  3. From the construction paper, help your kids cut out lots of colored feathers that measure about 10 inches long and 1 3/4 inches across at the widest point. Cut out the same number of feathers from the wrapping paper or magazine pages, then trim them so that they are slightly smaller than the solid-colored ones.
  4. Cover a flat work surface with waxed paper (this makes for easier cleanup after applying glue), and you’re ready to assemble the feathers. For each one, place a construction paper cutout on the waxed paper and set a wooden skewer atop it so that the blunt end is just below the top of the paper and the pointed end extends about 3 inches below it.
  5. Next, use a glue stick to coat the underside of a printed feather. Then press it, glued side down, onto the construction paper feather, sandwiching the skewer between the 2 layers.
  6. Wedge the foam block into the basket (trim it first if necessary). Push the spoon handle into one end of the block deep enough to secure it. Stick the feathers into the opposite end. Cover the block with the cloth napkin, and the turkey basket is ready to fill with bread.

If you are  in the mood for a more elegant meal, then consider using a few leaves from your yard to create a subtle fall theme. Display autumn leaves beneath a sheer tablecloth and the dining room will look as brilliant as the trees in your front yard. First, place leaves between paper towels or waxed paper inside a phone book for a week to dry and smooth them. Next, if needed, use double-sided tape to attach foliage — in any grouping — to a standard white tablecloth. Then place a sheer cloth, such as organza, on top.

Courtesy of MarthaStewart.com

You might also want to use a leaf or a sweet-gum-tree spur as a place card. Just tie a name tag with a bit of ribbon to the stem of your chosen item.

Courtesy of MarthaStewart.com

Finally, no Thanksgiving is complete without a bit o’ Pumpkin Pie. It’s a guaranteed crowd pleaser. Follow the recipe below.

Here’s what you’ll need:

Ingredients

  • 1 (9 inch) unbaked deep dish pie crust
  • 3/4 cup white sugar
  • 1 teaspoon ground cinnamon
  • 1/2 teaspoon salt
  • 1/2 teaspoon ground ginger
  • 1/4 teaspoon ground cloves
  • 2 eggs
  • 1 (15 ounce) can of 100% Pure Pumpkin or Pumpkin Puree
  • 1 (12 fluid ounce) can NESTLE® CARNATION® Evaporated Milk

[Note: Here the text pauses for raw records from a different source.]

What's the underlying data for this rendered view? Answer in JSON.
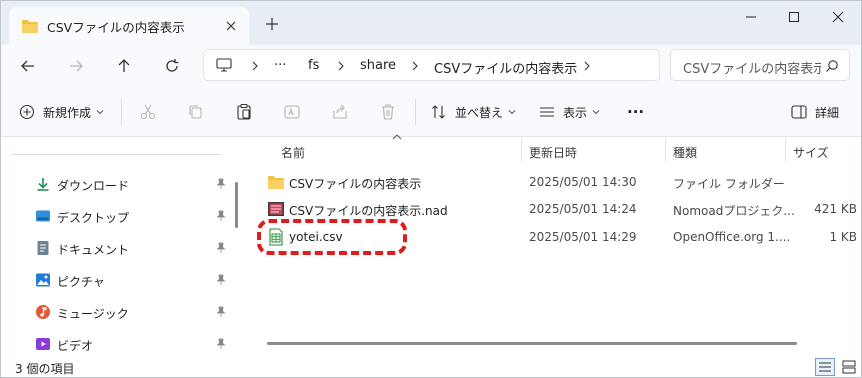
{
  "window": {
    "tab_title": "CSVファイルの内容表示"
  },
  "address": {
    "ellipsis": "···",
    "crumbs": [
      "fs",
      "share",
      "CSVファイルの内容表示"
    ]
  },
  "search": {
    "placeholder": "CSVファイルの内容表示の検索"
  },
  "toolbar": {
    "new_label": "新規作成",
    "sort_label": "並べ替え",
    "view_label": "表示",
    "more_label": "···",
    "details_label": "詳細"
  },
  "sidebar": {
    "items": [
      {
        "label": "ダウンロード",
        "icon": "download-icon"
      },
      {
        "label": "デスクトップ",
        "icon": "desktop-icon"
      },
      {
        "label": "ドキュメント",
        "icon": "document-icon"
      },
      {
        "label": "ピクチャ",
        "icon": "pictures-icon"
      },
      {
        "label": "ミュージック",
        "icon": "music-icon"
      },
      {
        "label": "ビデオ",
        "icon": "video-icon"
      }
    ]
  },
  "filelist": {
    "columns": {
      "name": "名前",
      "modified": "更新日時",
      "type": "種類",
      "size": "サイズ"
    },
    "rows": [
      {
        "name": "CSVファイルの内容表示",
        "modified": "2025/05/01 14:30",
        "type": "ファイル フォルダー",
        "size": "",
        "icon": "folder-icon"
      },
      {
        "name": "CSVファイルの内容表示.nad",
        "modified": "2025/05/01 14:24",
        "type": "Nomoadプロジェク...",
        "size": "421 KB",
        "icon": "nad-file-icon"
      },
      {
        "name": "yotei.csv",
        "modified": "2025/05/01 14:29",
        "type": "OpenOffice.org 1....",
        "size": "1 KB",
        "icon": "csv-file-icon"
      }
    ]
  },
  "status": {
    "item_count": "3 個の項目"
  },
  "colors": {
    "titlebar_bg": "#e9eef6",
    "folder": "#f4c142",
    "highlight": "#e01b1b",
    "csv_green": "#2e8b3a"
  }
}
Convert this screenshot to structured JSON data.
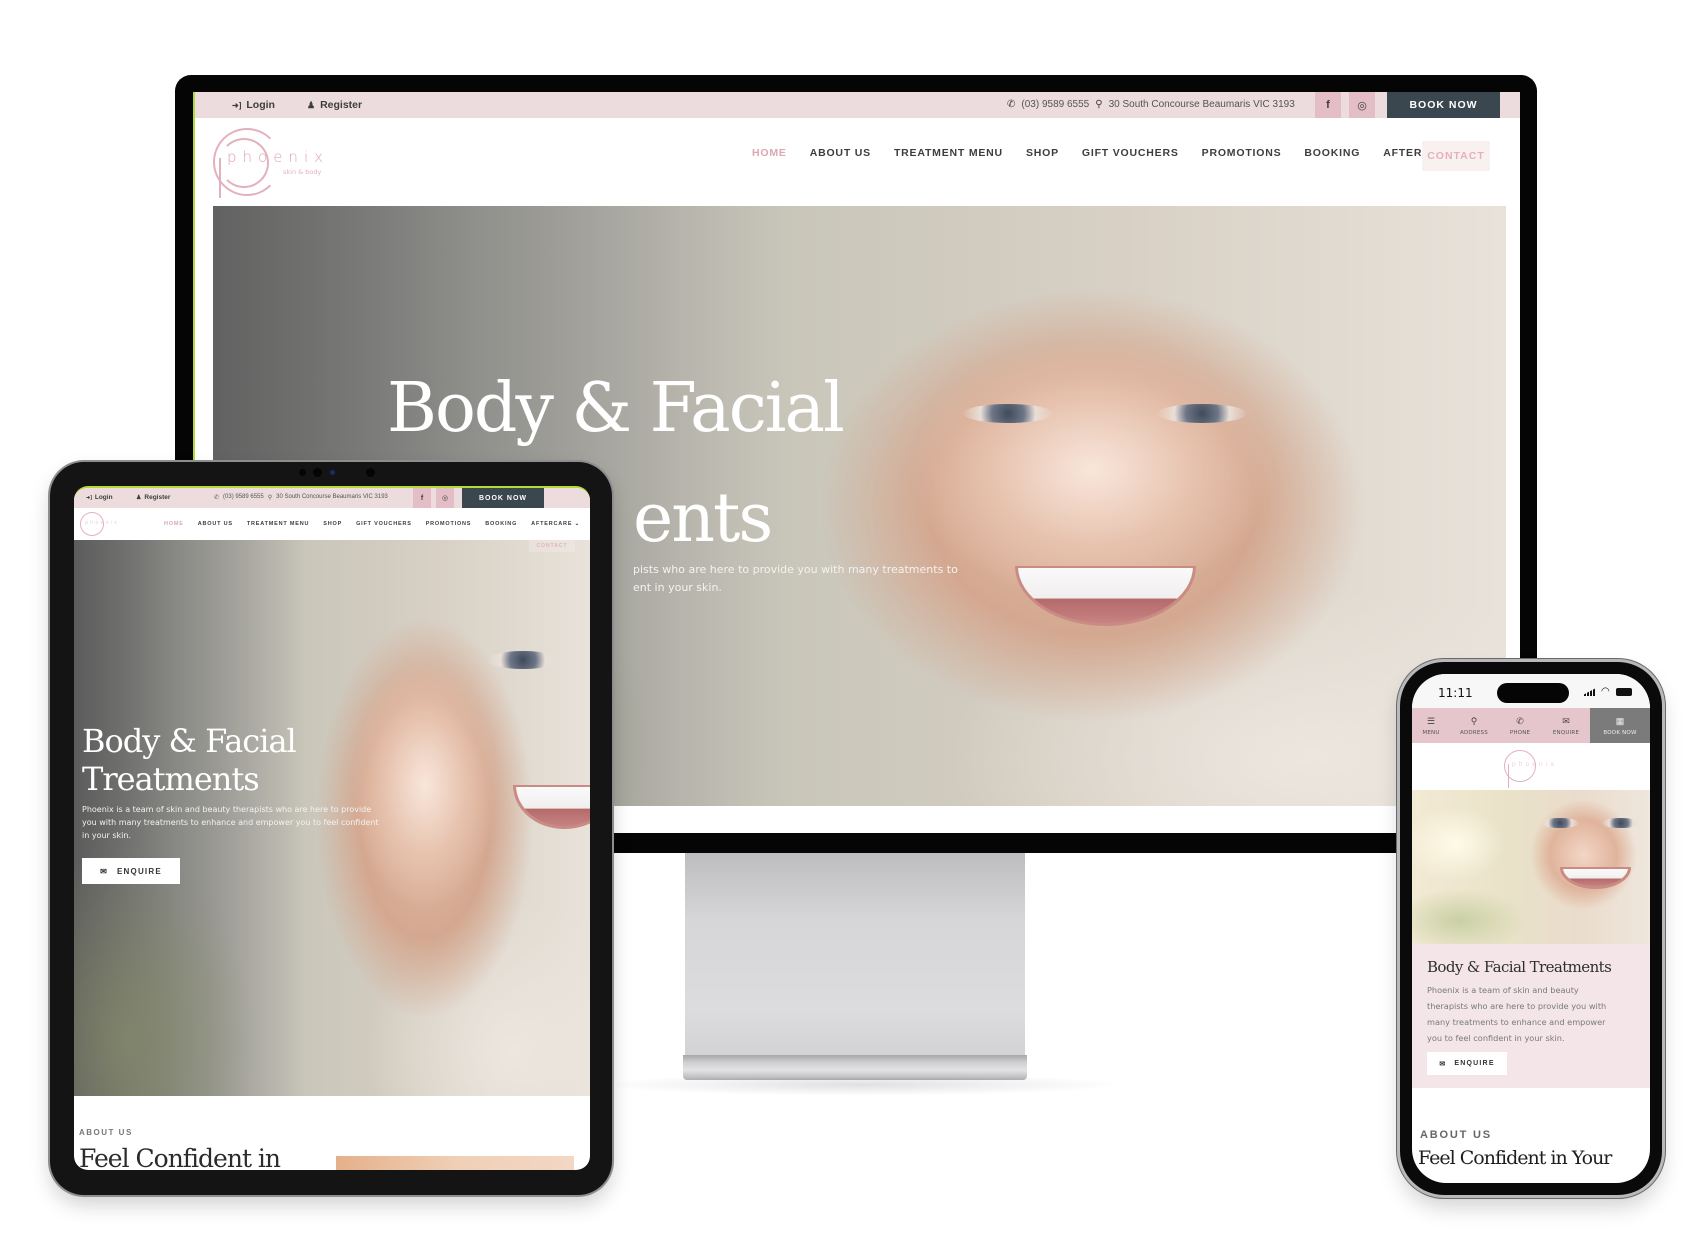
{
  "site": {
    "topbar": {
      "login": "Login",
      "register": "Register",
      "phone": "(03) 9589 6555",
      "address": "30 South Concourse Beaumaris VIC 3193",
      "social": [
        {
          "name": "facebook",
          "glyph": "f"
        },
        {
          "name": "instagram",
          "glyph": "◎"
        }
      ],
      "book_now": "BOOK NOW",
      "icons": {
        "login": "➜]",
        "register": "♟",
        "phone": "✆",
        "pin": "⚲"
      }
    },
    "logo": {
      "word": "phoenix",
      "tagline": "skin & body"
    },
    "nav": {
      "items": [
        {
          "label": "HOME",
          "active": true
        },
        {
          "label": "ABOUT US"
        },
        {
          "label": "TREATMENT MENU"
        },
        {
          "label": "SHOP"
        },
        {
          "label": "GIFT VOUCHERS"
        },
        {
          "label": "PROMOTIONS"
        },
        {
          "label": "BOOKING"
        },
        {
          "label": "AFTERCARE"
        }
      ],
      "dropdown_glyph": "⌄",
      "contact": "CONTACT"
    },
    "hero": {
      "title_line1": "Body & Facial",
      "title_line2": "Treatments",
      "title_full": "Body & Facial Treatments",
      "monitor_fragment_line2": "ents",
      "monitor_text_line1": "pists who are here to provide you with many treatments to",
      "monitor_text_line2": "ent in your skin.",
      "text": "Phoenix is a team of skin and beauty therapists who are here to provide you with many treatments to enhance and empower you to feel confident in your skin.",
      "enquire": "ENQUIRE",
      "enquire_icon": "✉"
    },
    "about": {
      "label": "ABOUT US",
      "tablet_heading": "Feel Confident in",
      "phone_heading": "Feel Confident in Your"
    }
  },
  "phone": {
    "time": "11:11",
    "mobile_nav": [
      {
        "label": "MENU",
        "icon": "☰"
      },
      {
        "label": "ADDRESS",
        "icon": "⚲"
      },
      {
        "label": "PHONE",
        "icon": "✆"
      },
      {
        "label": "ENQUIRE",
        "icon": "✉"
      },
      {
        "label": "BOOK NOW",
        "icon": "▦"
      }
    ]
  },
  "colors": {
    "topbar_bg": "#ecdcdd",
    "social_bg": "#e3bec6",
    "book_now_bg": "#3a474f",
    "accent_pink": "#dba7b3",
    "phone_hero_bg": "#f4e5e8"
  }
}
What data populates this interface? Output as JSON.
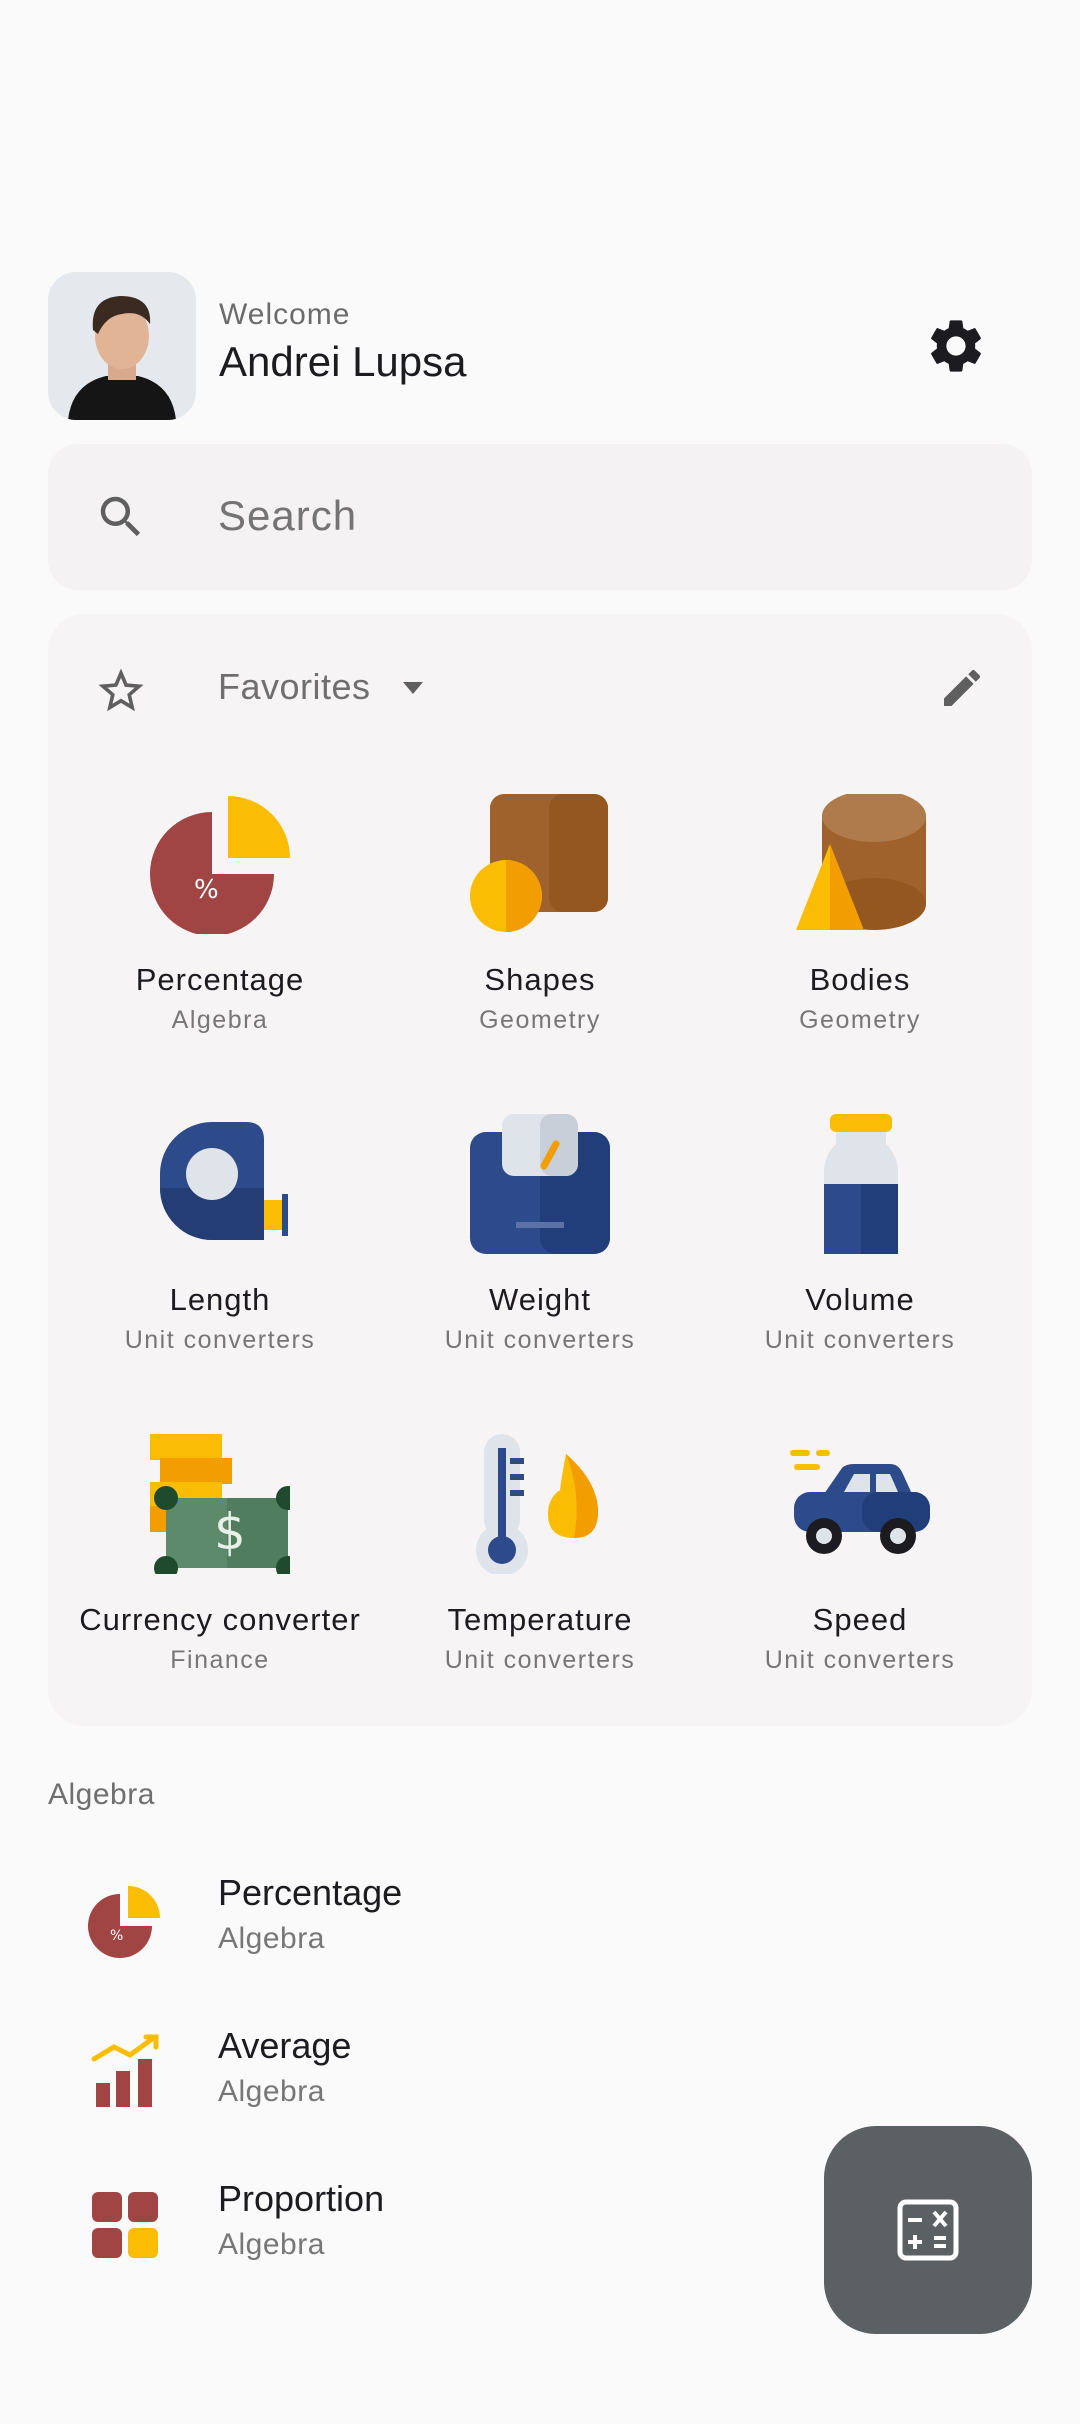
{
  "header": {
    "welcome": "Welcome",
    "user_name": "Andrei Lupsa",
    "avatar_icon": "user-avatar-photo",
    "settings_icon": "gear-icon"
  },
  "search": {
    "placeholder": "Search",
    "icon": "search-icon"
  },
  "favorites": {
    "title": "Favorites",
    "star_icon": "star-icon",
    "dropdown_icon": "caret-down-icon",
    "edit_icon": "pencil-icon",
    "tiles": [
      {
        "name": "Percentage",
        "category": "Algebra",
        "icon": "percentage-icon"
      },
      {
        "name": "Shapes",
        "category": "Geometry",
        "icon": "shapes-icon"
      },
      {
        "name": "Bodies",
        "category": "Geometry",
        "icon": "bodies-icon"
      },
      {
        "name": "Length",
        "category": "Unit converters",
        "icon": "tape-measure-icon"
      },
      {
        "name": "Weight",
        "category": "Unit converters",
        "icon": "weight-icon"
      },
      {
        "name": "Volume",
        "category": "Unit converters",
        "icon": "bottle-icon"
      },
      {
        "name": "Currency converter",
        "category": "Finance",
        "icon": "money-icon"
      },
      {
        "name": "Temperature",
        "category": "Unit converters",
        "icon": "thermometer-icon"
      },
      {
        "name": "Speed",
        "category": "Unit converters",
        "icon": "car-icon"
      }
    ]
  },
  "algebra_section": {
    "label": "Algebra",
    "items": [
      {
        "name": "Percentage",
        "category": "Algebra",
        "icon": "percentage-icon"
      },
      {
        "name": "Average",
        "category": "Algebra",
        "icon": "bar-chart-icon"
      },
      {
        "name": "Proportion",
        "category": "Algebra",
        "icon": "grid-icon"
      }
    ]
  },
  "fab": {
    "icon": "calculator-icon"
  },
  "colors": {
    "background": "#fbfafa",
    "card": "#f6f4f4",
    "fab": "#5b6062",
    "red": "#a14444",
    "yellow": "#fbbc04",
    "navy": "#2d4a8a"
  }
}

Directions

  1. Preheat oven to 425 degrees F.
  2. Combine sugar, salt, cinnamon, ginger and cloves in small bowl. Beat eggs lightly in large bowl. Stir in pumpkin and sugar-spice mixture. Gradually stir in evaporated milk. Pour into pie shell.
  3. Bake for 15 minutes. Reduce temperature to 350 degrees F.; bake for 40 to 50 minutes or until knife inserted near center comes out clean. Cool on wire rack for 2 hours. Serve immediately or refrigerate. (Do not freeze as this will cause the crust to separate from the filling.)

Libby's(R) Famous Pumpkin Pie Recipe

Courtesy of AllRecipes.com

But remember, no matter what decor you choose or how many delicious treats you taste, Thanksgiving is ultimately about being grateful for the ones we care about and the meaning they bring to our lives. So, this Thanksgiving make sure to put a little extra TLC (Tender Loving Care) into each project or dish and it will certainly shine through to your loved ones!

Happy Horror Madness

Halloween is creeping around the corner and as you work your way around the crowds, through the mess they’ve left behind in the costume store, and pick out your last minute costume, you might’ve forgotten a vital component in making Halloween such a wonderful holiday – a party! The greatest thing about this day is that you can get away with doing anything from different themes to activities to food selection. Do you want to make it kid friendly? Or scream-at-the-top-of-your-lungs scary? If you are still deciding and need some inspiration or just need some last minute tips, the CUE team is here to save the spooky.

As the tricks of planning are over, the treat of seeing your guests flow through the door shows off your dedication in making an unforgettable night. Now it’s your turn to relax and party like there’s no tomorrow!

xoxo,
Kiki